EXERCISE GOAL: Exactly as they stand, set down the following records once more.

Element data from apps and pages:

━━━━━━━━━━

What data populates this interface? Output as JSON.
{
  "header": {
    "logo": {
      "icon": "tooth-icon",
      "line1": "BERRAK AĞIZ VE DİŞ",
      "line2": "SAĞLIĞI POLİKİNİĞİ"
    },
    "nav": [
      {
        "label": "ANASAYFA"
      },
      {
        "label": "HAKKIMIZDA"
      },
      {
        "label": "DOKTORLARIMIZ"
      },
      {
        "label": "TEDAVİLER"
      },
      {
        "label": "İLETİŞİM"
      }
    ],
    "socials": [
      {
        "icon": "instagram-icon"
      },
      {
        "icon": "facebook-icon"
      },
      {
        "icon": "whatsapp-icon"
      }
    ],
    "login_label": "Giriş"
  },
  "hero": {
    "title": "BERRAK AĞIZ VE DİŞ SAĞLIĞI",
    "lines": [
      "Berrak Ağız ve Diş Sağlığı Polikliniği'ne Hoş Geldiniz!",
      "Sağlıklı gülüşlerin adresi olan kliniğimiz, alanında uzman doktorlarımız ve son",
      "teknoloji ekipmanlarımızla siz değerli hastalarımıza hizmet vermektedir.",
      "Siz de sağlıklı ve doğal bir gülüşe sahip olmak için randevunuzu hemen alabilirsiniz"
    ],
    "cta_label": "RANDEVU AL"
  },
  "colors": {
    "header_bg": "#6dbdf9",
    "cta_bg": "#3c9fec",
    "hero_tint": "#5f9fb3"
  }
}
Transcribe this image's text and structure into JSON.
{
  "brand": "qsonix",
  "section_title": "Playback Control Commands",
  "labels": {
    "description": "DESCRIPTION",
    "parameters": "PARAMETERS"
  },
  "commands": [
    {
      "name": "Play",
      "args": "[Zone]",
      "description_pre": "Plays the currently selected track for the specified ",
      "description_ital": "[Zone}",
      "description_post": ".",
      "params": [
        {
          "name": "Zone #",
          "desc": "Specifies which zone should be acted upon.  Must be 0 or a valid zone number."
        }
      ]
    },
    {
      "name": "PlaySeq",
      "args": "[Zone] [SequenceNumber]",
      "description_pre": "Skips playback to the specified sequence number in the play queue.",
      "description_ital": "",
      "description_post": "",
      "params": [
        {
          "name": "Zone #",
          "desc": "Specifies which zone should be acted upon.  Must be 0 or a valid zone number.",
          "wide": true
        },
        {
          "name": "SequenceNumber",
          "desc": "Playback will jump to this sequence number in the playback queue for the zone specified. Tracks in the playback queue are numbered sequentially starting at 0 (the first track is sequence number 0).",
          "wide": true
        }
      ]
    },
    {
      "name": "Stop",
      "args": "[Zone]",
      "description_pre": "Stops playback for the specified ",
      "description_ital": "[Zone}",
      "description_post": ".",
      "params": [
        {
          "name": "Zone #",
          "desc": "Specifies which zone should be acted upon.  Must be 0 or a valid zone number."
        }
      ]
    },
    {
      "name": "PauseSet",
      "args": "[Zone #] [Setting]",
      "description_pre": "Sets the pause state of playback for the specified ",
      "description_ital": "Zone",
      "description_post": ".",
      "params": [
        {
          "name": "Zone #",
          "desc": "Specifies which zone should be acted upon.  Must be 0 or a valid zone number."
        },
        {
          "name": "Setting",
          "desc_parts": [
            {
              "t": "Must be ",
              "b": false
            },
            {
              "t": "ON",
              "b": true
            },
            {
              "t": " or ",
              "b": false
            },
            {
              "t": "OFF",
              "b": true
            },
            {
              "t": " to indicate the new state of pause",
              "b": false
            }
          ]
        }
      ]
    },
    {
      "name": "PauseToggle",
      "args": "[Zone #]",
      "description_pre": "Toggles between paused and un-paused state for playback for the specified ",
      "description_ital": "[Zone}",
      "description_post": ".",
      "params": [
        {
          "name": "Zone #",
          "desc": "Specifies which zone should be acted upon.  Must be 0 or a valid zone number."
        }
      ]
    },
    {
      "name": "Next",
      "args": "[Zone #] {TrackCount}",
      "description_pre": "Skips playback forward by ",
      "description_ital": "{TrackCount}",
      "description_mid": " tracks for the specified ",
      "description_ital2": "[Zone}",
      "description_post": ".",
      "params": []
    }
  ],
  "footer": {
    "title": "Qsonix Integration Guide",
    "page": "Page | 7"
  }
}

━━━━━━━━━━

WRITTEN RESPONSE:
What data populates this interface? Output as JSON.
{
  "header": {
    "logo": {
      "icon": "tooth-icon",
      "line1": "BERRAK AĞIZ VE DİŞ",
      "line2": "SAĞLIĞI POLİKİNİĞİ"
    },
    "nav": [
      {
        "label": "ANASAYFA"
      },
      {
        "label": "HAKKIMIZDA"
      },
      {
        "label": "DOKTORLARIMIZ"
      },
      {
        "label": "TEDAVİLER"
      },
      {
        "label": "İLETİŞİM"
      }
    ],
    "socials": [
      {
        "icon": "instagram-icon"
      },
      {
        "icon": "facebook-icon"
      },
      {
        "icon": "whatsapp-icon"
      }
    ],
    "login_label": "Giriş"
  },
  "hero": {
    "title": "BERRAK AĞIZ VE DİŞ SAĞLIĞI",
    "lines": [
      "Berrak Ağız ve Diş Sağlığı Polikliniği'ne Hoş Geldiniz!",
      "Sağlıklı gülüşlerin adresi olan kliniğimiz, alanında uzman doktorlarımız ve son",
      "teknoloji ekipmanlarımızla siz değerli hastalarımıza hizmet vermektedir.",
      "Siz de sağlıklı ve doğal bir gülüşe sahip olmak için randevunuzu hemen alabilirsiniz"
    ],
    "cta_label": "RANDEVU AL"
  },
  "colors": {
    "header_bg": "#6dbdf9",
    "cta_bg": "#3c9fec",
    "hero_tint": "#5f9fb3"
  }
}
Transcribe this image's text and structure into JSON.
{
  "brand": "qsonix",
  "section_title": "Playback Control Commands",
  "labels": {
    "description": "DESCRIPTION",
    "parameters": "PARAMETERS"
  },
  "commands": [
    {
      "name": "Play",
      "args": "[Zone]",
      "description_pre": "Plays the currently selected track for the specified ",
      "description_ital": "[Zone}",
      "description_post": ".",
      "params": [
        {
          "name": "Zone #",
          "desc": "Specifies which zone should be acted upon.  Must be 0 or a valid zone number."
        }
      ]
    },
    {
      "name": "PlaySeq",
      "args": "[Zone] [SequenceNumber]",
      "description_pre": "Skips playback to the specified sequence number in the play queue.",
      "description_ital": "",
      "description_post": "",
      "params": [
        {
          "name": "Zone #",
          "desc": "Specifies which zone should be acted upon.  Must be 0 or a valid zone number.",
          "wide": true
        },
        {
          "name": "SequenceNumber",
          "desc": "Playback will jump to this sequence number in the playback queue for the zone specified. Tracks in the playback queue are numbered sequentially starting at 0 (the first track is sequence number 0).",
          "wide": true
        }
      ]
    },
    {
      "name": "Stop",
      "args": "[Zone]",
      "description_pre": "Stops playback for the specified ",
      "description_ital": "[Zone}",
      "description_post": ".",
      "params": [
        {
          "name": "Zone #",
          "desc": "Specifies which zone should be acted upon.  Must be 0 or a valid zone number."
        }
      ]
    },
    {
      "name": "PauseSet",
      "args": "[Zone #] [Setting]",
      "description_pre": "Sets the pause state of playback for the specified ",
      "description_ital": "Zone",
      "description_post": ".",
      "params": [
        {
          "name": "Zone #",
          "desc": "Specifies which zone should be acted upon.  Must be 0 or a valid zone number."
        },
        {
          "name": "Setting",
          "desc_parts": [
            {
              "t": "Must be ",
              "b": false
            },
            {
              "t": "ON",
              "b": true
            },
            {
              "t": " or ",
              "b": false
            },
            {
              "t": "OFF",
              "b": true
            },
            {
              "t": " to indicate the new state of pause",
              "b": false
            }
          ]
        }
      ]
    },
    {
      "name": "PauseToggle",
      "args": "[Zone #]",
      "description_pre": "Toggles between paused and un-paused state for playback for the specified ",
      "description_ital": "[Zone}",
      "description_post": ".",
      "params": [
        {
          "name": "Zone #",
          "desc": "Specifies which zone should be acted upon.  Must be 0 or a valid zone number."
        }
      ]
    },
    {
      "name": "Next",
      "args": "[Zone #] {TrackCount}",
      "description_pre": "Skips playback forward by ",
      "description_ital": "{TrackCount}",
      "description_mid": " tracks for the specified ",
      "description_ital2": "[Zone}",
      "description_post": ".",
      "params": []
    }
  ],
  "footer": {
    "title": "Qsonix Integration Guide",
    "page": "Page | 7"
  }
}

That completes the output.